▶ _WORK REQUEST_:
Return every line of the data exactly as it appears.

▶ _SOURCE DATA_:
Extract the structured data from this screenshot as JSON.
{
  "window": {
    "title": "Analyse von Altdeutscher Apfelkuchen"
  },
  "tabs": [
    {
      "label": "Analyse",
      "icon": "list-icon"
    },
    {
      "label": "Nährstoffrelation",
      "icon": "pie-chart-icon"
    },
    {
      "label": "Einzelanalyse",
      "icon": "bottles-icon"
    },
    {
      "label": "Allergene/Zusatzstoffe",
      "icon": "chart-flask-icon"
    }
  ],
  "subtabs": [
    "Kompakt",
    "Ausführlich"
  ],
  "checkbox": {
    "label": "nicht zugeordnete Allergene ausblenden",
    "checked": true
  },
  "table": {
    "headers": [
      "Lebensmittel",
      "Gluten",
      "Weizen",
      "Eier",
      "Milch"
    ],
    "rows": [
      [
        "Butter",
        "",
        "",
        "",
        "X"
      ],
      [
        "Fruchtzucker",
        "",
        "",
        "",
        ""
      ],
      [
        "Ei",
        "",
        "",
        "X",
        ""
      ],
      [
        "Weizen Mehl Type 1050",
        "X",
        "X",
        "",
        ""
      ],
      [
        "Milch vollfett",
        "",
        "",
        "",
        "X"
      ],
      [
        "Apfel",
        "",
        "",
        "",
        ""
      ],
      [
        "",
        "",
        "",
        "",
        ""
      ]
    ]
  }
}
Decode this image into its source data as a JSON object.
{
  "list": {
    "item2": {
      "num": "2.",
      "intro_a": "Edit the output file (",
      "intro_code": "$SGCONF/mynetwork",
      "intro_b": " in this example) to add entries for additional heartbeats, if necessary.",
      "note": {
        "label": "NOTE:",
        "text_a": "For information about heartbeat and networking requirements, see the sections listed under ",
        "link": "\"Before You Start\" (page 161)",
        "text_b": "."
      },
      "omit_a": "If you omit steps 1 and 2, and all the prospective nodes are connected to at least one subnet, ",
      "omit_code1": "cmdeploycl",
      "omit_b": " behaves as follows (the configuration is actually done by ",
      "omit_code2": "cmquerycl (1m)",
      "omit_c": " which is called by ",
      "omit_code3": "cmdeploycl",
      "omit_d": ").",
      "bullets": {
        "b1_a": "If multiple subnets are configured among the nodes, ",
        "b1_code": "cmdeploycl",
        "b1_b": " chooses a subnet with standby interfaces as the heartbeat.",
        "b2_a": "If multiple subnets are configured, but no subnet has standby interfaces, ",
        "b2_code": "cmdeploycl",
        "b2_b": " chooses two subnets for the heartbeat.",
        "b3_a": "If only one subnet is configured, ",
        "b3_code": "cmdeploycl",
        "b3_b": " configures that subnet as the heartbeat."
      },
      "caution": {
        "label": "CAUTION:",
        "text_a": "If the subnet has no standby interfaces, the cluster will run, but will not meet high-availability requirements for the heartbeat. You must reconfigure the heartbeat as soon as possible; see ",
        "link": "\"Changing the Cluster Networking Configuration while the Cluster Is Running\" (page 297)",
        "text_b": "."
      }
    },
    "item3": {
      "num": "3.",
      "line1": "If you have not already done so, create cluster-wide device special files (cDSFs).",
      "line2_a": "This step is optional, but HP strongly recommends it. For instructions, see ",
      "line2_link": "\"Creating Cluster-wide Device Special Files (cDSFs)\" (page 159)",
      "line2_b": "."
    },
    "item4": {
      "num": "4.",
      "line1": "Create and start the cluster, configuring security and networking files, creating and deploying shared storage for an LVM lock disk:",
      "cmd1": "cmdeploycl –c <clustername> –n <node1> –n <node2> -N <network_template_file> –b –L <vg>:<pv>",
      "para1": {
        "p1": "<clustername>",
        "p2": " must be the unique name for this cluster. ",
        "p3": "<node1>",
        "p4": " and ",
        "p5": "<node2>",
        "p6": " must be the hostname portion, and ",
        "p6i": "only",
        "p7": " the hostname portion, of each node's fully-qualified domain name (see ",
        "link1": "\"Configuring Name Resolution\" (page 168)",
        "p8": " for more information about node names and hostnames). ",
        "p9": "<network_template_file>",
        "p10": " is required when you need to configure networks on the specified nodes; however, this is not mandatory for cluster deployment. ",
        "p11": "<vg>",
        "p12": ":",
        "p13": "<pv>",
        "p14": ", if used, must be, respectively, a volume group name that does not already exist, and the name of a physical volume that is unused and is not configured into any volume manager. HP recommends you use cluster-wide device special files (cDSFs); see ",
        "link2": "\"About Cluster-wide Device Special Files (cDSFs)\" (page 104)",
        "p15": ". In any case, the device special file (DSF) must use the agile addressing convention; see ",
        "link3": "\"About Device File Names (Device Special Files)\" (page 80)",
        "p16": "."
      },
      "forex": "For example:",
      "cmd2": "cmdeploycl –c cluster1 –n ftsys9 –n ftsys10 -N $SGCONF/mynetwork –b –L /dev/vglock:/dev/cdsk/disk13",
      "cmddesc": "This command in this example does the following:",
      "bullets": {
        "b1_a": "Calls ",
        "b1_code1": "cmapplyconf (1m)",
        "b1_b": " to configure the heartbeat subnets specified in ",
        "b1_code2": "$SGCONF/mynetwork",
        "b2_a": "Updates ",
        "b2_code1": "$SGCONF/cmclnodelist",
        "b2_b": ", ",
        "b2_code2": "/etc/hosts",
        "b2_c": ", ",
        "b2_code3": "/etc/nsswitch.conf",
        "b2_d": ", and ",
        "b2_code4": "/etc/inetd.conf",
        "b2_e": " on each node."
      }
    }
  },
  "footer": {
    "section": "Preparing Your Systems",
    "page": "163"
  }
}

▶ _OUTPUT FOR THIS TASK_:
Extract the structured data from this screenshot as JSON.
{
  "window": {
    "title": "Analyse von Altdeutscher Apfelkuchen"
  },
  "tabs": [
    {
      "label": "Analyse",
      "icon": "list-icon"
    },
    {
      "label": "Nährstoffrelation",
      "icon": "pie-chart-icon"
    },
    {
      "label": "Einzelanalyse",
      "icon": "bottles-icon"
    },
    {
      "label": "Allergene/Zusatzstoffe",
      "icon": "chart-flask-icon"
    }
  ],
  "subtabs": [
    "Kompakt",
    "Ausführlich"
  ],
  "checkbox": {
    "label": "nicht zugeordnete Allergene ausblenden",
    "checked": true
  },
  "table": {
    "headers": [
      "Lebensmittel",
      "Gluten",
      "Weizen",
      "Eier",
      "Milch"
    ],
    "rows": [
      [
        "Butter",
        "",
        "",
        "",
        "X"
      ],
      [
        "Fruchtzucker",
        "",
        "",
        "",
        ""
      ],
      [
        "Ei",
        "",
        "",
        "X",
        ""
      ],
      [
        "Weizen Mehl Type 1050",
        "X",
        "X",
        "",
        ""
      ],
      [
        "Milch vollfett",
        "",
        "",
        "",
        "X"
      ],
      [
        "Apfel",
        "",
        "",
        "",
        ""
      ],
      [
        "",
        "",
        "",
        "",
        ""
      ]
    ]
  }
}
Decode this image into its source data as a JSON object.
{
  "list": {
    "item2": {
      "num": "2.",
      "intro_a": "Edit the output file (",
      "intro_code": "$SGCONF/mynetwork",
      "intro_b": " in this example) to add entries for additional heartbeats, if necessary.",
      "note": {
        "label": "NOTE:",
        "text_a": "For information about heartbeat and networking requirements, see the sections listed under ",
        "link": "\"Before You Start\" (page 161)",
        "text_b": "."
      },
      "omit_a": "If you omit steps 1 and 2, and all the prospective nodes are connected to at least one subnet, ",
      "omit_code1": "cmdeploycl",
      "omit_b": " behaves as follows (the configuration is actually done by ",
      "omit_code2": "cmquerycl (1m)",
      "omit_c": " which is called by ",
      "omit_code3": "cmdeploycl",
      "omit_d": ").",
      "bullets": {
        "b1_a": "If multiple subnets are configured among the nodes, ",
        "b1_code": "cmdeploycl",
        "b1_b": " chooses a subnet with standby interfaces as the heartbeat.",
        "b2_a": "If multiple subnets are configured, but no subnet has standby interfaces, ",
        "b2_code": "cmdeploycl",
        "b2_b": " chooses two subnets for the heartbeat.",
        "b3_a": "If only one subnet is configured, ",
        "b3_code": "cmdeploycl",
        "b3_b": " configures that subnet as the heartbeat."
      },
      "caution": {
        "label": "CAUTION:",
        "text_a": "If the subnet has no standby interfaces, the cluster will run, but will not meet high-availability requirements for the heartbeat. You must reconfigure the heartbeat as soon as possible; see ",
        "link": "\"Changing the Cluster Networking Configuration while the Cluster Is Running\" (page 297)",
        "text_b": "."
      }
    },
    "item3": {
      "num": "3.",
      "line1": "If you have not already done so, create cluster-wide device special files (cDSFs).",
      "line2_a": "This step is optional, but HP strongly recommends it. For instructions, see ",
      "line2_link": "\"Creating Cluster-wide Device Special Files (cDSFs)\" (page 159)",
      "line2_b": "."
    },
    "item4": {
      "num": "4.",
      "line1": "Create and start the cluster, configuring security and networking files, creating and deploying shared storage for an LVM lock disk:",
      "cmd1": "cmdeploycl –c <clustername> –n <node1> –n <node2> -N <network_template_file> –b –L <vg>:<pv>",
      "para1": {
        "p1": "<clustername>",
        "p2": " must be the unique name for this cluster. ",
        "p3": "<node1>",
        "p4": " and ",
        "p5": "<node2>",
        "p6": " must be the hostname portion, and ",
        "p6i": "only",
        "p7": " the hostname portion, of each node's fully-qualified domain name (see ",
        "link1": "\"Configuring Name Resolution\" (page 168)",
        "p8": " for more information about node names and hostnames). ",
        "p9": "<network_template_file>",
        "p10": " is required when you need to configure networks on the specified nodes; however, this is not mandatory for cluster deployment. ",
        "p11": "<vg>",
        "p12": ":",
        "p13": "<pv>",
        "p14": ", if used, must be, respectively, a volume group name that does not already exist, and the name of a physical volume that is unused and is not configured into any volume manager. HP recommends you use cluster-wide device special files (cDSFs); see ",
        "link2": "\"About Cluster-wide Device Special Files (cDSFs)\" (page 104)",
        "p15": ". In any case, the device special file (DSF) must use the agile addressing convention; see ",
        "link3": "\"About Device File Names (Device Special Files)\" (page 80)",
        "p16": "."
      },
      "forex": "For example:",
      "cmd2": "cmdeploycl –c cluster1 –n ftsys9 –n ftsys10 -N $SGCONF/mynetwork –b –L /dev/vglock:/dev/cdsk/disk13",
      "cmddesc": "This command in this example does the following:",
      "bullets": {
        "b1_a": "Calls ",
        "b1_code1": "cmapplyconf (1m)",
        "b1_b": " to configure the heartbeat subnets specified in ",
        "b1_code2": "$SGCONF/mynetwork",
        "b2_a": "Updates ",
        "b2_code1": "$SGCONF/cmclnodelist",
        "b2_b": ", ",
        "b2_code2": "/etc/hosts",
        "b2_c": ", ",
        "b2_code3": "/etc/nsswitch.conf",
        "b2_d": ", and ",
        "b2_code4": "/etc/inetd.conf",
        "b2_e": " on each node."
      }
    }
  },
  "footer": {
    "section": "Preparing Your Systems",
    "page": "163"
  }
}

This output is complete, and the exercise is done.